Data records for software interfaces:
---------------

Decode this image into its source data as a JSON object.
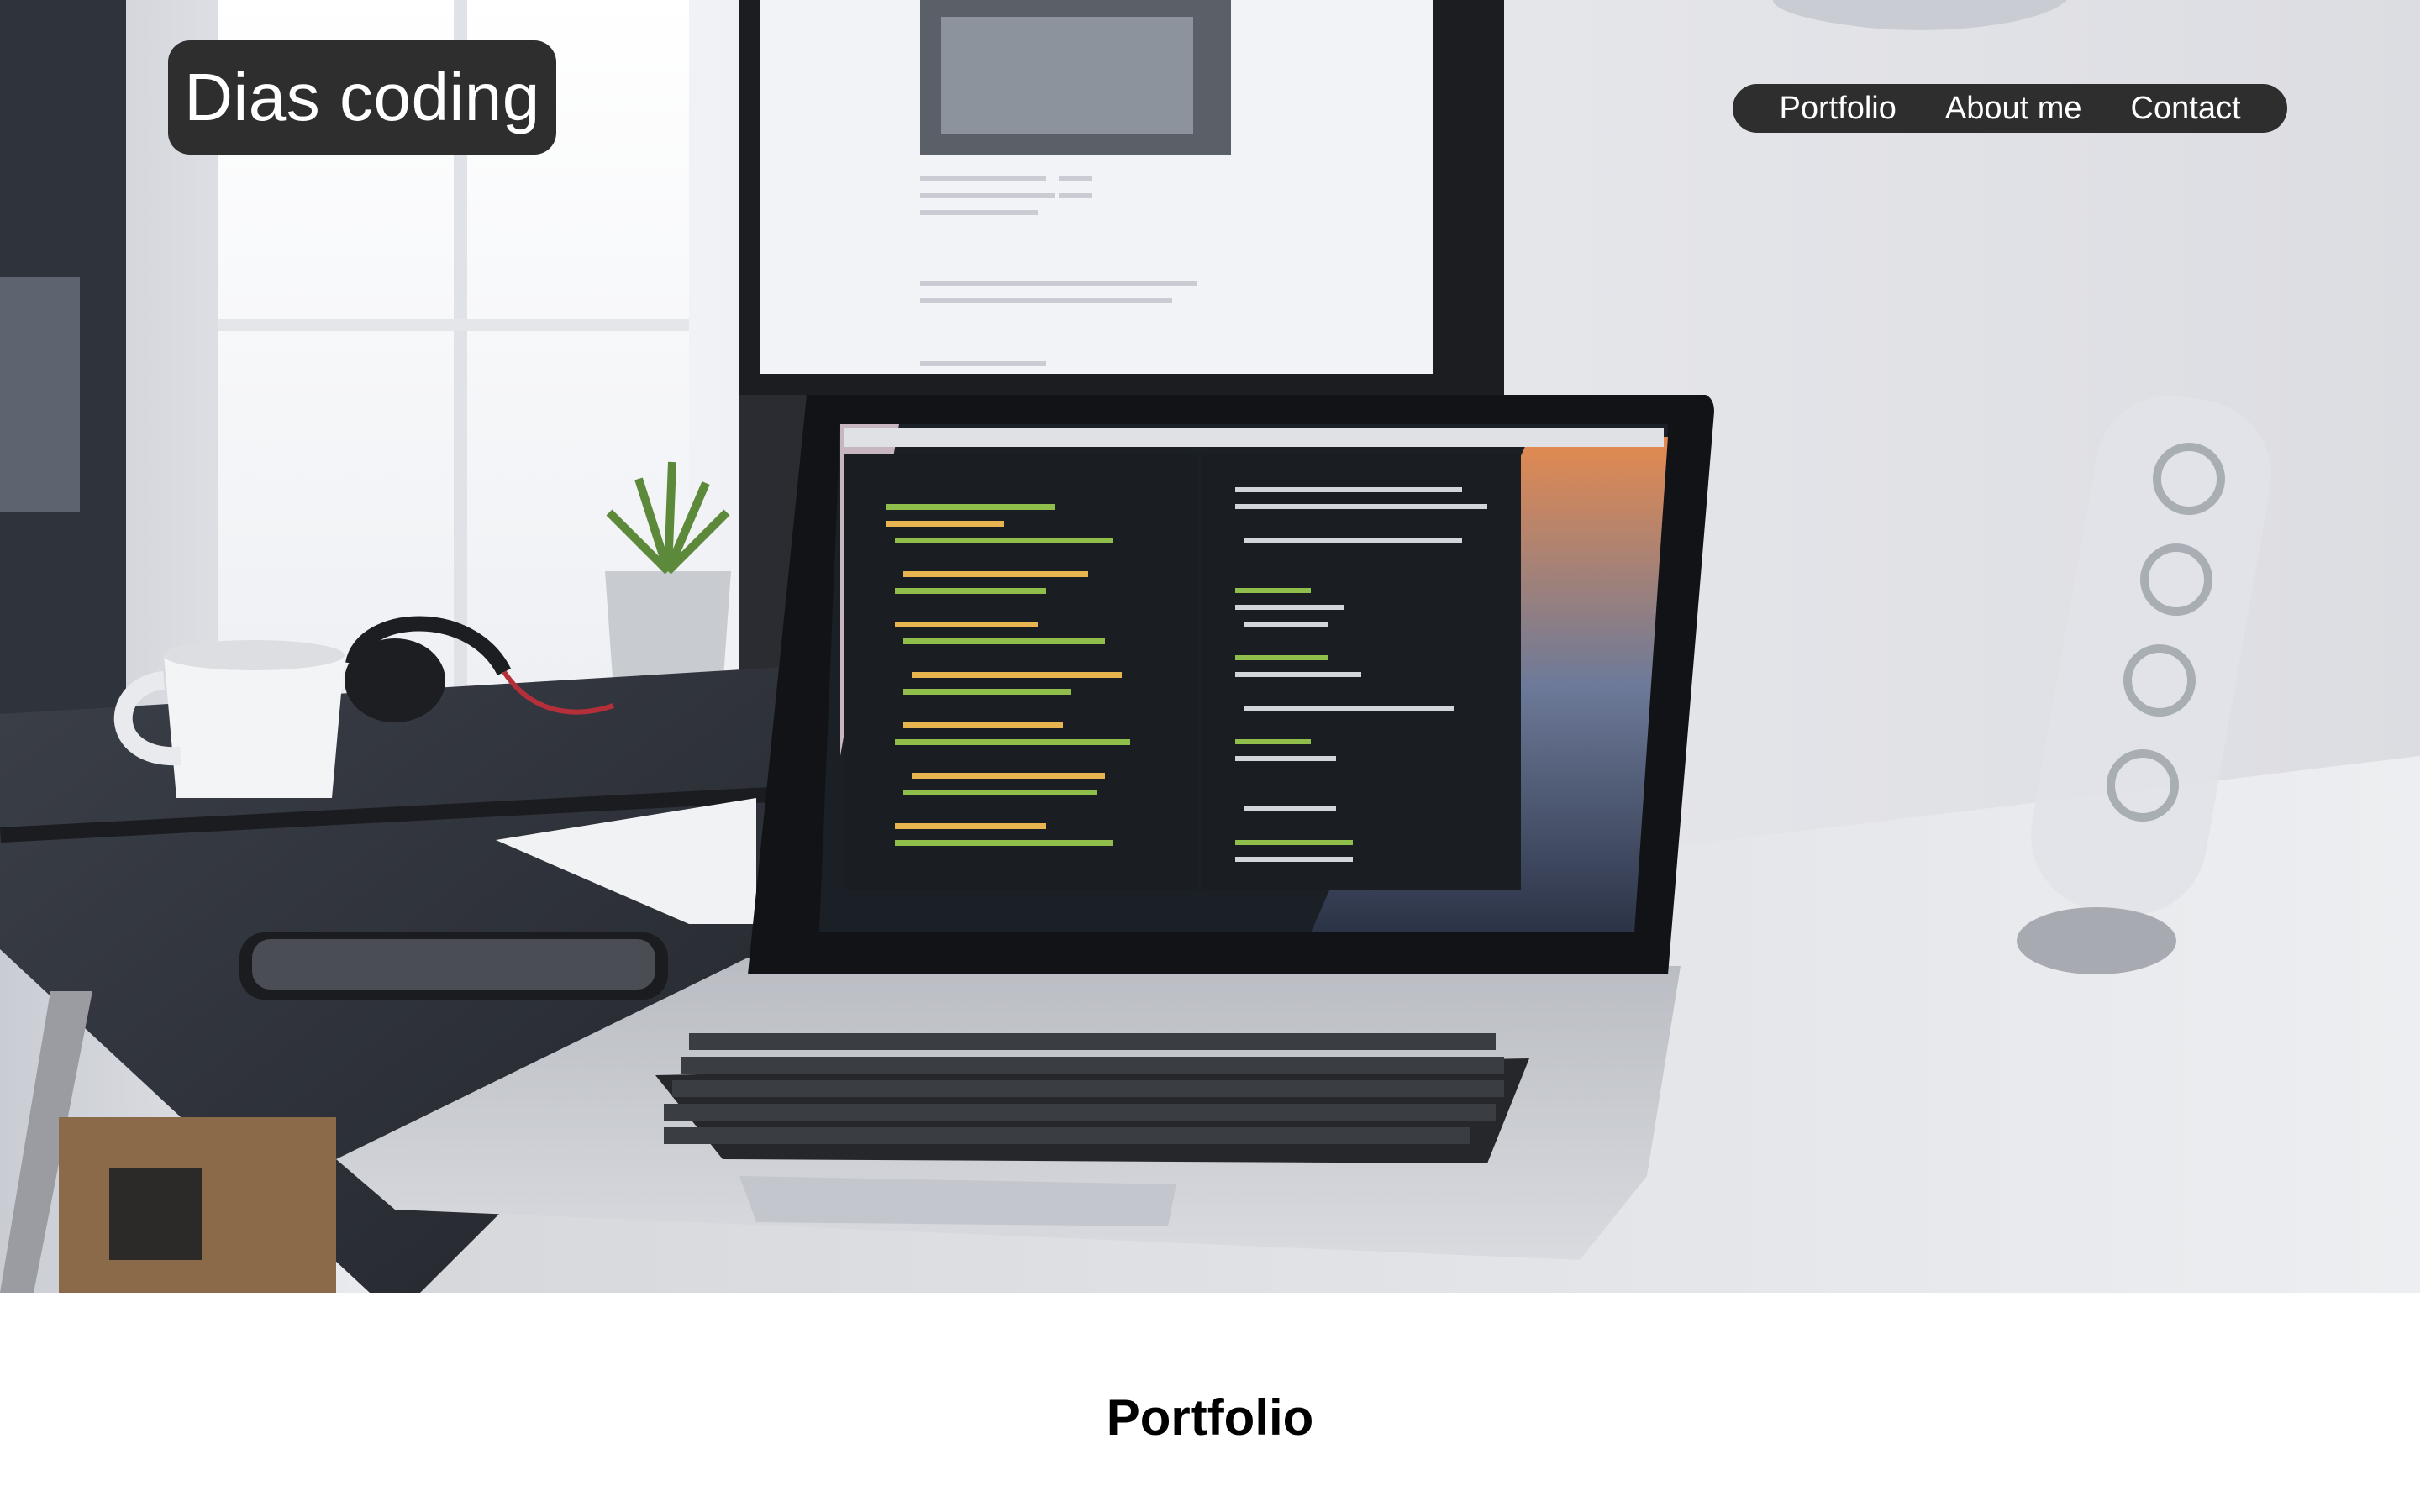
{
  "brand": {
    "label": "Dias coding"
  },
  "nav": {
    "items": [
      {
        "label": "Portfolio"
      },
      {
        "label": "About me"
      },
      {
        "label": "Contact"
      }
    ]
  },
  "hero": {
    "image": "photo of a laptop showing a code editor on a desk"
  },
  "section": {
    "title": "Portfolio"
  },
  "colors": {
    "badge_bg": "#2e2e2e",
    "badge_text": "#ffffff",
    "page_bg": "#ffffff",
    "heading_text": "#000000"
  }
}
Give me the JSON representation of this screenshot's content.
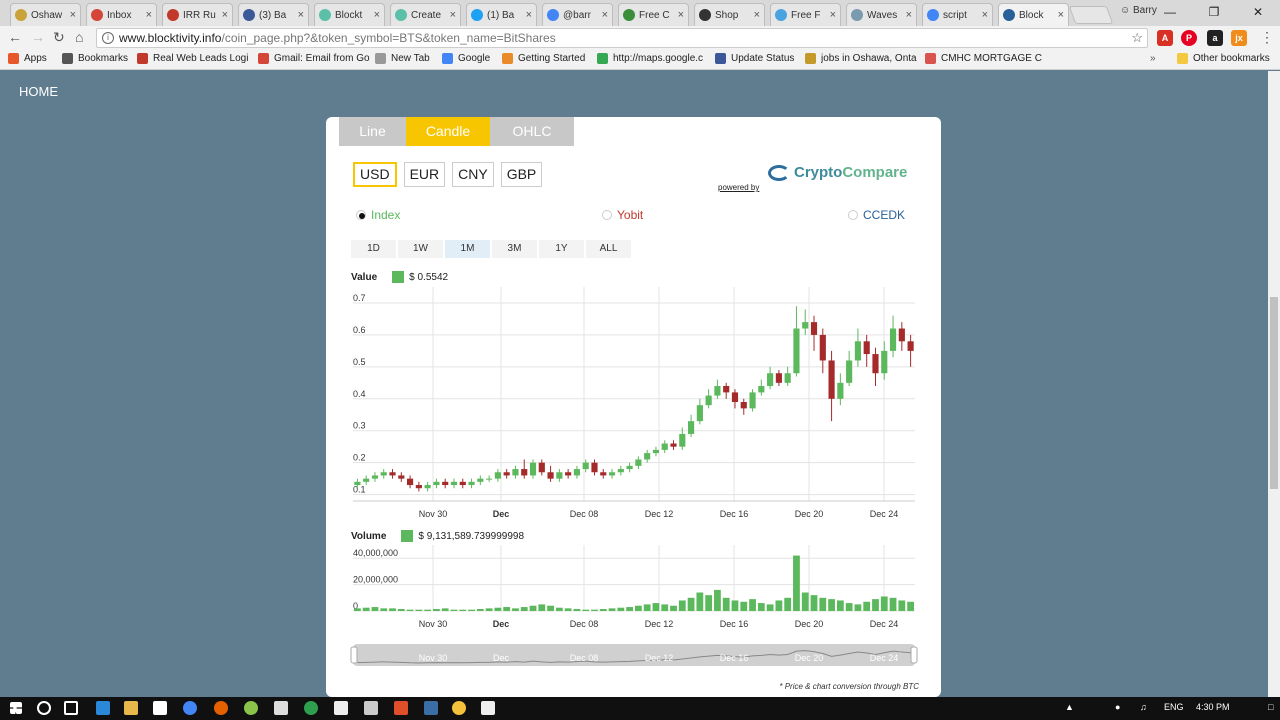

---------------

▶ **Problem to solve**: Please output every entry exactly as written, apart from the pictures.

▶ **Result for this exercise**:
Decode this image into its source data as a JSON object.
{
  "brand": {
    "label": "Dias coding"
  },
  "nav": {
    "items": [
      {
        "label": "Portfolio"
      },
      {
        "label": "About me"
      },
      {
        "label": "Contact"
      }
    ]
  },
  "hero": {
    "image": "photo of a laptop showing a code editor on a desk"
  },
  "section": {
    "title": "Portfolio"
  },
  "colors": {
    "badge_bg": "#2e2e2e",
    "badge_text": "#ffffff",
    "page_bg": "#ffffff",
    "heading_text": "#000000"
  }
}
Give me the JSON representation of this screenshot's content.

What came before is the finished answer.